Tobacco control is working—slowly. The number of people smoking worldwide has declined and tobacco-attributable deaths are falling. This progress is evident in WHO’s fourth report on international tobacco trends, released on Nov 16, which estimates 1·30 billion tobacco users globally in 2020, compared with 1·32 billion in 2015. 60 countries are now on track—versus 32 countries 2 years ago—to achieve the voluntary global target of a 30% reduction in tobacco use between 2010 and 2025. Such progress is welcome. But as tobacco elimination nears, progress will become more difficult and incremental gains will be harder won. Accelerated advocacy and action are required.
Only a fraction of countries has adopted the comprehensive package of policies under the WHO Framework Convention on Tobacco Control (FCTC) and the MPOWER measures, which include taxation, smoke-free laws, advertising and sponsorship bans, and tobacco dependence treatment. Implementing these policies should remain the priority, especially in WHO’s South-East Asia region, where 29% of the population use tobacco. In China, India, and Indonesia—home to nearly half of all global tobacco users—there must be markedly increased investment and strengthened policy to end smoking and its health impacts.
In their pursuit of tobacco control, governments and practitioners worldwide can draw lessons from the UK example. This month Action on Smoking and Health (ASH), the prominent UK anti-smoking organisation, marks its 50th anniversary. When the charity was established by the Royal College of Physicians in 1971, two-thirds of men and four in ten women in the UK smoked. In 2021, just one in six people were cigarette smokers. The UK has achieved this reduction by introducing tobacco taxation above inflation every year, implementing comprehensive smoke-free laws, requiring tobacco products to be out of sight in shops, mandating large health warnings and plain standardised packaging, and implementing an anti-smuggling scheme that tracks all cigarette products. Smoking prevalence in the UK has declined faster than other global leaders in tobacco control, such as Australia, and far faster than the average for Europe.
None of these achievements would have been possible without advocacy by organisations such as ASH, whose approach provides a playbook for others. First, communicate the evidence. ASH was successful in building on epidemiological studies in the early 1960s linking smoking and lung cancer, constantly engaging the media to help report evidence of the harms of smoking.

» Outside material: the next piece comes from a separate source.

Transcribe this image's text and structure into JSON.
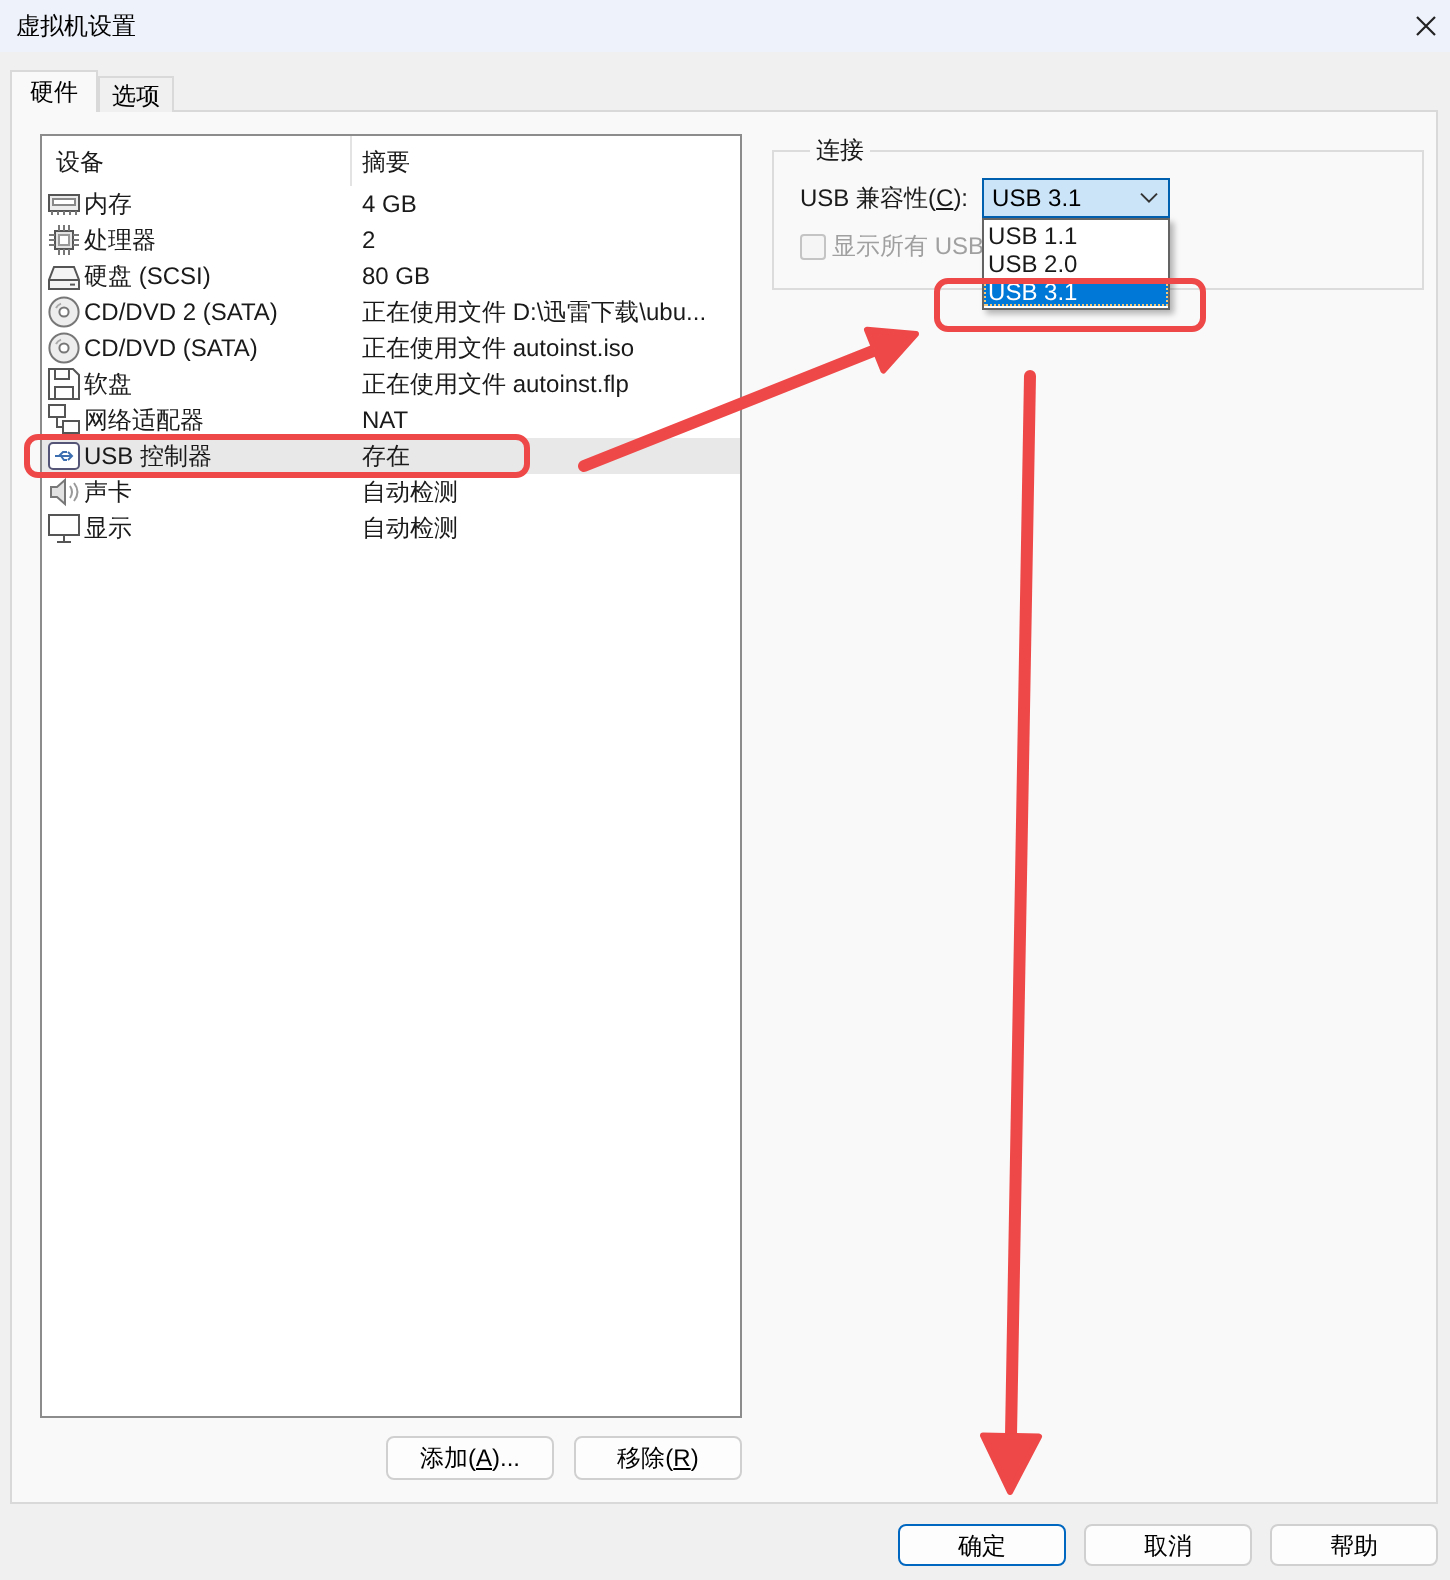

This tactic remains vital for all advocates in 2021, as the rise of social media and rapid circulation of misinformation threaten trust in public health advice.
Second, build alliances. Since the beginning of its work lobbying government in the 1970s and 1980s, ASH used its partnership with the Royal College of Physicians to forge broader alliances with health professionals and associations. The support and credibility provided by these partnerships have helped spur action over decades and were in clear evidence again last week when 600 health leaders joined forces to pressure the UK Government to produce its overdue tobacco control plan and introduce important changes to a health bill being debated in parliament.

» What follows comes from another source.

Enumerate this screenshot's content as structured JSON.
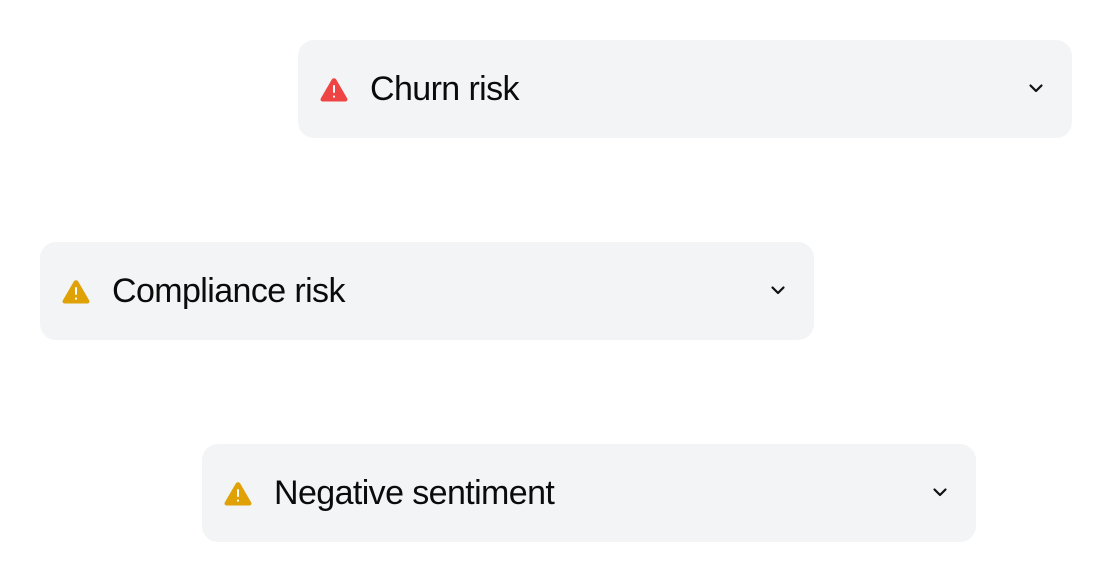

Third, actively oppose industry. The tobacco industry has always exploited any opportunity to evade regulation. Evidence shows, for example, that the tobacco industry used the COVID-19 pandemic to build influence with governments in 80 countries. ASH continually works against the influence and viability of industry, including its current advocacy for levies on tobacco manufacturers. Its so-called polluter pays levy proposal penalises companies rather than the consumer, generating revenues to fund needed public health action.
Tobacco control is far from over. In the UK, there are still 7 million smokers. With current declines of 0·5 percentage points per year, the government’s ambition for England to be smoke-free and for smoking to be obsolete by 2030 is nowhere near on track, says ASH. Worse, smoking rates among young adults between 18 and 34 years have increased by 25% during the pandemic.
Globally, over 20% of people still smoke tobacco. In no country in the world is tobacco yet obsolete. Tobacco remains a leading cause of premature death and kills 8 million people a year. Although overall trends provide reassuring incremental progress, regional gains are uneven and worrying. Countries behind in their compliance with FCTC agreements must push for implementation of proven anti-smoking policies. Health professionals worldwide must continue to participate in advocacy, driving tobacco control to the finish line.
Source: The Lancet